By CHRIS KITCHING - Winnipeg Sun

Wayne Farris has no intentions of turning in his guitar and putting an end to his shaking, rattling and rolling.

Even if it means he books his own gigs and wrestles in front of dozens of people in nightclubs and community halls in small towns.

"I tell people that when the phone stops ringing and they stop asking for me I guess I'm finished. Or when the hair and sideburns are gone," said Farris, better known as the Honky Tonk Man.

He was a World Wrestling Federation star who regularly wrestled in front of tens of thousands of fans more than a decade ago.

Farris is doing a tour of southern Manitoba this week, with stops in Winnipeg, Beausejour, Gimli and La Broquerie.

Saturday's IWM event at Doubles Fun Club, at 20 Alpine St. in the Travelodge hotel, is an adults-only show that begins at 8 p.m. The Honky Tonk Man is facing "Beautiful" Bobby Jay.

Now in his early 50s, Farris hasn't slowed down since he left the WWF (now World Wrestling Entertainment) and joined the independent circuit.

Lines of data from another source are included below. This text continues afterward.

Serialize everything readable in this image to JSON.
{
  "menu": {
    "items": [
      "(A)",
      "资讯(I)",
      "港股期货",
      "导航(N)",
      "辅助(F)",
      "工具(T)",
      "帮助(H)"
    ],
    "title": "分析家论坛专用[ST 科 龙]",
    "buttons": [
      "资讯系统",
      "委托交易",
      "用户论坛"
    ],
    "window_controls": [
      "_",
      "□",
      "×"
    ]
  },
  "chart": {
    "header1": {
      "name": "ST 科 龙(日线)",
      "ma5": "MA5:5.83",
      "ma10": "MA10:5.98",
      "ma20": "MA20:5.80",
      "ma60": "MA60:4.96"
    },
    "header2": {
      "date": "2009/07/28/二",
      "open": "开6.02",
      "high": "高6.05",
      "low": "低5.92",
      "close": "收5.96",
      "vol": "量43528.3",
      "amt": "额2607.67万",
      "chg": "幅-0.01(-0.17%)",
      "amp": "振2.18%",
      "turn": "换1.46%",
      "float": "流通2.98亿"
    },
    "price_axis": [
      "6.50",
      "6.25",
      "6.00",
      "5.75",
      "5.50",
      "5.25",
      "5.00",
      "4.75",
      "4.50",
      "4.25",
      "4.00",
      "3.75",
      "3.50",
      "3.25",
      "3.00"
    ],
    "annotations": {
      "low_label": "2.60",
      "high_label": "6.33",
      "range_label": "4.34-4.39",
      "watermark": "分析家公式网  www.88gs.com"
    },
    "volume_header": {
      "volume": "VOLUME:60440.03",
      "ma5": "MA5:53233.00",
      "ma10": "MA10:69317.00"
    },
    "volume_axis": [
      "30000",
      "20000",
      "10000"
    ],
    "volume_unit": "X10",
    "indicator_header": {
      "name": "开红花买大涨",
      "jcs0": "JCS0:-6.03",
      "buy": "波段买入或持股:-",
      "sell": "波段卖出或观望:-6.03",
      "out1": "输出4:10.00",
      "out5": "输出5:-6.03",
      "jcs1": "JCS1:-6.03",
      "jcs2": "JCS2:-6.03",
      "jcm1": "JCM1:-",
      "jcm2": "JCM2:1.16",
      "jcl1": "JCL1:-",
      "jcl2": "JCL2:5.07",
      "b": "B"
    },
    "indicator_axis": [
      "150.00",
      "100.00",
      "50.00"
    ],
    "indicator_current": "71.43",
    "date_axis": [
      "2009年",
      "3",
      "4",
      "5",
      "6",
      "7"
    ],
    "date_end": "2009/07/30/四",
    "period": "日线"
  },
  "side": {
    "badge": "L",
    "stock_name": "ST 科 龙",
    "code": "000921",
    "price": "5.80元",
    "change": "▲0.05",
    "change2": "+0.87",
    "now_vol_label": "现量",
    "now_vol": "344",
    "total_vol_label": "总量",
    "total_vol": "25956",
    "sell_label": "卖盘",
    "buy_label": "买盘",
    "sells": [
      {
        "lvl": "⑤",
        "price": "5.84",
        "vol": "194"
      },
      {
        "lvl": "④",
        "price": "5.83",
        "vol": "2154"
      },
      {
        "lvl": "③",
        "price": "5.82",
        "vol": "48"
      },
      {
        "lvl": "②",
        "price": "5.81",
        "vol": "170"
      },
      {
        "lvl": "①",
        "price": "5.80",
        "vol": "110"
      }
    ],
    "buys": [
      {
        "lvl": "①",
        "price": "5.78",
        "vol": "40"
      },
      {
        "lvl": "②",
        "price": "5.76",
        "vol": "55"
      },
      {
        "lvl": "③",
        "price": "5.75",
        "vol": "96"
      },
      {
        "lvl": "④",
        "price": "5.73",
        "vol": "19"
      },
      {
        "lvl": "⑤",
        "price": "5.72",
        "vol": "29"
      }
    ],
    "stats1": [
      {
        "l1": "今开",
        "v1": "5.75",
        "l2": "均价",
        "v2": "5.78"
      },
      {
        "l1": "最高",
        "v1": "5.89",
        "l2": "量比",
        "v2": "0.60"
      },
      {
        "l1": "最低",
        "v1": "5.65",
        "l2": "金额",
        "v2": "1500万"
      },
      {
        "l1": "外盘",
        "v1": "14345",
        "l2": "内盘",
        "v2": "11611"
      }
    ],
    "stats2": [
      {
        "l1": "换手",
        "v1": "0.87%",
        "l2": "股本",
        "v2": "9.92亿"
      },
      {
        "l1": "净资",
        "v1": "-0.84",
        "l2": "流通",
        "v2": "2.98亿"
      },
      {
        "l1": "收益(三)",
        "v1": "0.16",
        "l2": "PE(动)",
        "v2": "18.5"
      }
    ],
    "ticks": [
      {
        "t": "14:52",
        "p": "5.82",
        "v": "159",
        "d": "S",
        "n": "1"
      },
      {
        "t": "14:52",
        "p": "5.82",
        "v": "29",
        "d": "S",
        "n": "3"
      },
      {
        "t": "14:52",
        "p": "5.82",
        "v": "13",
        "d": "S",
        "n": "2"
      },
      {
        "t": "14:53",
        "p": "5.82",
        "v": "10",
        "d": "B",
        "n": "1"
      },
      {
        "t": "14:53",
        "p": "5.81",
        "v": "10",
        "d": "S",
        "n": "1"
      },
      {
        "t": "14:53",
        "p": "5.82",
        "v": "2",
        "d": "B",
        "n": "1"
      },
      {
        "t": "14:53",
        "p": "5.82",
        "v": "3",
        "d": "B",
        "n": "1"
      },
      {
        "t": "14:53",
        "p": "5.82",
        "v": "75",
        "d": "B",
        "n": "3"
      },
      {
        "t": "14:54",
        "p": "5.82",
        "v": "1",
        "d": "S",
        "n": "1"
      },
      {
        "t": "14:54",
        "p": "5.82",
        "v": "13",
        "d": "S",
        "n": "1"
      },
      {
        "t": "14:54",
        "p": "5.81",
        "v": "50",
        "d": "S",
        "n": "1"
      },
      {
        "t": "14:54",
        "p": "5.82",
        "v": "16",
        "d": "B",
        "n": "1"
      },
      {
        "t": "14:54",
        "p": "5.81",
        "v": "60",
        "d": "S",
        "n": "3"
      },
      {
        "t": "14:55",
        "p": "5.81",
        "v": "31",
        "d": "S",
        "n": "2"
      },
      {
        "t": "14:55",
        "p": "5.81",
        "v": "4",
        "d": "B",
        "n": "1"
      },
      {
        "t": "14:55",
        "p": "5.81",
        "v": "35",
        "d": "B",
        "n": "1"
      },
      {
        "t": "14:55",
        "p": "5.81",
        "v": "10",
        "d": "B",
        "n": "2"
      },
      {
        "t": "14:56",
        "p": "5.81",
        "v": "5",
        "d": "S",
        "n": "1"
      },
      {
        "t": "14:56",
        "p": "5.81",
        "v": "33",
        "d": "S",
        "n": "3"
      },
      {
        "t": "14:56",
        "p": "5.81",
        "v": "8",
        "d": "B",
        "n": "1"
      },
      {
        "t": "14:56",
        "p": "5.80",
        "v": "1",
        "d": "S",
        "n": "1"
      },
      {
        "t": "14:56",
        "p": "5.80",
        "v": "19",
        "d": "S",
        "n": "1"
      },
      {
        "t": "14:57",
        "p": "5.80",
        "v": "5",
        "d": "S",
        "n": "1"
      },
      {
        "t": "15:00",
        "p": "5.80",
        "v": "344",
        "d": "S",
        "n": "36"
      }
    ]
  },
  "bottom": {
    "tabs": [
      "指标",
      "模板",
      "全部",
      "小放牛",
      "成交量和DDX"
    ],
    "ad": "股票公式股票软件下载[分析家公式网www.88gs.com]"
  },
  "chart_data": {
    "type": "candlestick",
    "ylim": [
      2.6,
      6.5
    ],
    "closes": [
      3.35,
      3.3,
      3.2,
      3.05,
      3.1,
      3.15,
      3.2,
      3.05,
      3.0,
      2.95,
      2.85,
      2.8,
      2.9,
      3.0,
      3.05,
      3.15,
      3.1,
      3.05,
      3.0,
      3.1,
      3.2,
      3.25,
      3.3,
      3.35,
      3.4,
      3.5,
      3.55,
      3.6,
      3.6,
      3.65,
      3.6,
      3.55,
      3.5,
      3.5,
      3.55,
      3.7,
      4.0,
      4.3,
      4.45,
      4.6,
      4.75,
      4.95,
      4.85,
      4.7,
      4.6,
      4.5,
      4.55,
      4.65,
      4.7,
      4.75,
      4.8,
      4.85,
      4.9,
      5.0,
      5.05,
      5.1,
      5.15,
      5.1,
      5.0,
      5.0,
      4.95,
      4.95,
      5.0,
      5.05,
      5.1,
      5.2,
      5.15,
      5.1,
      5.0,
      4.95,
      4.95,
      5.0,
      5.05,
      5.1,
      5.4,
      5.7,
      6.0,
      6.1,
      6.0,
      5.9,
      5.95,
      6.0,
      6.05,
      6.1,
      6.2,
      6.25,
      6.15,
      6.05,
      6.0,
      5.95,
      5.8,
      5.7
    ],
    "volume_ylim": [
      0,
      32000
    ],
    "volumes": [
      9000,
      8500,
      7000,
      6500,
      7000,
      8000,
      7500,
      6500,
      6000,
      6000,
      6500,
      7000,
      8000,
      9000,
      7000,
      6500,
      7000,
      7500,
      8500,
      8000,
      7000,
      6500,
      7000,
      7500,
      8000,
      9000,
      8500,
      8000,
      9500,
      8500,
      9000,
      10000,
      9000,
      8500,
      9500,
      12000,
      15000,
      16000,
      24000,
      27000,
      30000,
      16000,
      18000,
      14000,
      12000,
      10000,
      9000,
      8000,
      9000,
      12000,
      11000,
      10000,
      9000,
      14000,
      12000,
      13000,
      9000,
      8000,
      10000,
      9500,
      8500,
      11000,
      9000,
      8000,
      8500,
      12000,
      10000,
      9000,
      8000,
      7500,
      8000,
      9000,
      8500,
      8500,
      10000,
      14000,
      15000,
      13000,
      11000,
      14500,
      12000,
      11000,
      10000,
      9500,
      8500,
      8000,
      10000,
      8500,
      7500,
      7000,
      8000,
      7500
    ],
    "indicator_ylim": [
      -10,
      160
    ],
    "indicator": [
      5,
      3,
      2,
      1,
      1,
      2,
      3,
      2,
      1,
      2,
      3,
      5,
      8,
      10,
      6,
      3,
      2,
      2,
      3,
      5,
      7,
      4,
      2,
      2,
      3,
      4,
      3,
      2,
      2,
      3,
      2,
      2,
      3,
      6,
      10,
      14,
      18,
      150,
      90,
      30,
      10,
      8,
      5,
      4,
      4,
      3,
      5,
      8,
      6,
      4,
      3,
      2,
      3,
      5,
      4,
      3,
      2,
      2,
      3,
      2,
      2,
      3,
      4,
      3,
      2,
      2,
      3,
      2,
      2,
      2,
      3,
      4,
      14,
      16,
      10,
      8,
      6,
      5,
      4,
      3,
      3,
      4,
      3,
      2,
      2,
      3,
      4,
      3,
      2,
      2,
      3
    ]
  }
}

He worked 80 shows in six countries last year.

"Independents are more enjoyable because I can do what I want to do, be as creative as I want to be and mix and mingle with the fans as much as I want to," he said recently from his home in Phoenix, Ariz.

Last year, he turned down a WWE legends contract because it would strip him of that freedom.

"I don't want to give up the rights to the name and character I created just for a paycheque, which could turn out to be just one paycheque," Farris said in his recognizable Southern drawl.

With the WWF, Farris gained notoriety for smashing wooden guitars over his opponents' heads and branding himself "the greatest intercontinental champion of all time."

Carrying the title for a record-setting 15 months in 1987-88 was the highlight of his career, he said.


One of the Honky Tonk Man's last visits to Winnipeg with the World Wrestling Federation was a smashing good time for everybody but his tag team partner.

The guitars came out -- like they did in many of his matches -- when he and Greg (The Hammer) Valentine faced the Bushwhackers during an event at Winnipeg Arena. The good guys usually had the instruments smashed over their heads but on that night one of the villains received a stiff guitar shot.

"Valentine's head was sticking out of the guitar and his eyes were crossed," said WWE representative Bob (Doc) Holliday, a Winnipeg Sun scribe whose job it was to find "cheap" guitars at a local music shop. "When he fell back into the ropes he was out. They didn't score the guitars (to weaken them beforehand)."

Holliday and Wayne Farris, the man behind the Honky Tonk Man persona, erupted in laughter when they recounted the story. "Someone saw stars. I was in charge of the guitars so if Valentine got whacked it was probably because I let it happen," Farris said.

"He needed that to wake him up. When we were a tag team we were called Rhythm & Blues, but the joke in the back was I was Rhythm and he was Snooze," he said.


  • July 1998: Fan Q&A
  • April 1998: The Honkytonk Man bares all